Records excerpted from a collection
-- Opening Marker --

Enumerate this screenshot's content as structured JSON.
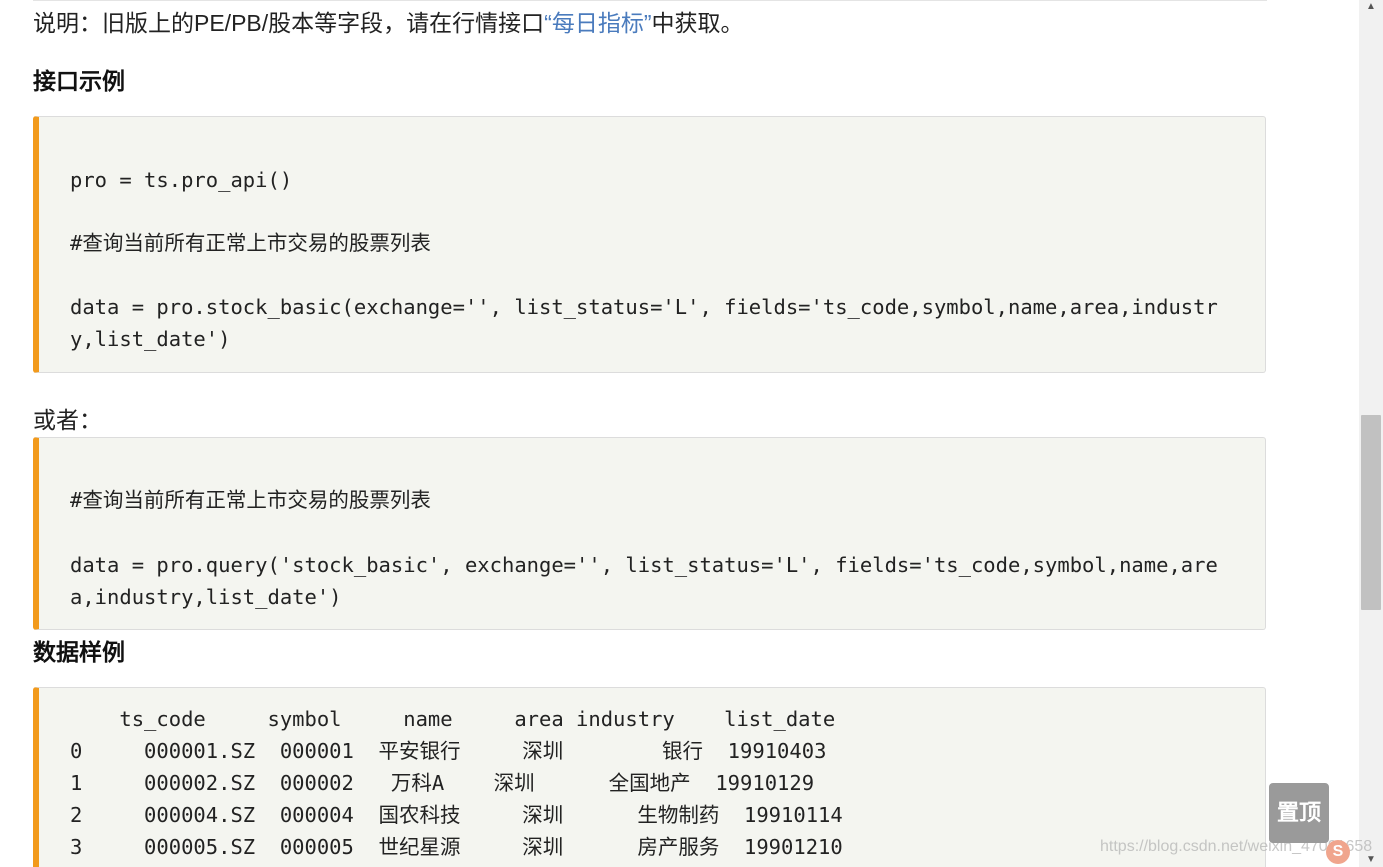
{
  "note": {
    "prefix": "说明：旧版上的PE/PB/股本等字段，请在行情接口",
    "link": "“每日指标”",
    "suffix": "中获取。"
  },
  "sections": {
    "example_heading": "接口示例",
    "or_text": "或者：",
    "sample_heading": "数据样例"
  },
  "code_example": {
    "line1": "pro = ts.pro_api()",
    "line2": "#查询当前所有正常上市交易的股票列表",
    "line3": "data = pro.stock_basic(exchange='', list_status='L', fields='ts_code,symbol,name,area,industr",
    "line4": "y,list_date')"
  },
  "code_alt": {
    "line1": "#查询当前所有正常上市交易的股票列表",
    "line2": "data = pro.query('stock_basic', exchange='', list_status='L', fields='ts_code,symbol,name,are",
    "line3": "a,industry,list_date')"
  },
  "sample_table": {
    "header": "    ts_code     symbol     name     area industry    list_date",
    "rows": [
      "0     000001.SZ  000001  平安银行     深圳        银行  19910403",
      "1     000002.SZ  000002   万科A    深圳      全国地产  19910129",
      "2     000004.SZ  000004  国农科技     深圳      生物制药  19910114",
      "3     000005.SZ  000005  世纪星源     深圳      房产服务  19901210"
    ]
  },
  "back_to_top": "置顶",
  "watermark": "https://blog.csdn.net/weixin_47001658",
  "csdn_badge": "S"
}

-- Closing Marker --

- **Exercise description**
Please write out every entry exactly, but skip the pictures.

- **Completed task**
Enumerate this screenshot's content as structured JSON.
{
  "note": {
    "prefix": "说明：旧版上的PE/PB/股本等字段，请在行情接口",
    "link": "“每日指标”",
    "suffix": "中获取。"
  },
  "sections": {
    "example_heading": "接口示例",
    "or_text": "或者：",
    "sample_heading": "数据样例"
  },
  "code_example": {
    "line1": "pro = ts.pro_api()",
    "line2": "#查询当前所有正常上市交易的股票列表",
    "line3": "data = pro.stock_basic(exchange='', list_status='L', fields='ts_code,symbol,name,area,industr",
    "line4": "y,list_date')"
  },
  "code_alt": {
    "line1": "#查询当前所有正常上市交易的股票列表",
    "line2": "data = pro.query('stock_basic', exchange='', list_status='L', fields='ts_code,symbol,name,are",
    "line3": "a,industry,list_date')"
  },
  "sample_table": {
    "header": "    ts_code     symbol     name     area industry    list_date",
    "rows": [
      "0     000001.SZ  000001  平安银行     深圳        银行  19910403",
      "1     000002.SZ  000002   万科A    深圳      全国地产  19910129",
      "2     000004.SZ  000004  国农科技     深圳      生物制药  19910114",
      "3     000005.SZ  000005  世纪星源     深圳      房产服务  19901210"
    ]
  },
  "back_to_top": "置顶",
  "watermark": "https://blog.csdn.net/weixin_47001658",
  "csdn_badge": "S"
}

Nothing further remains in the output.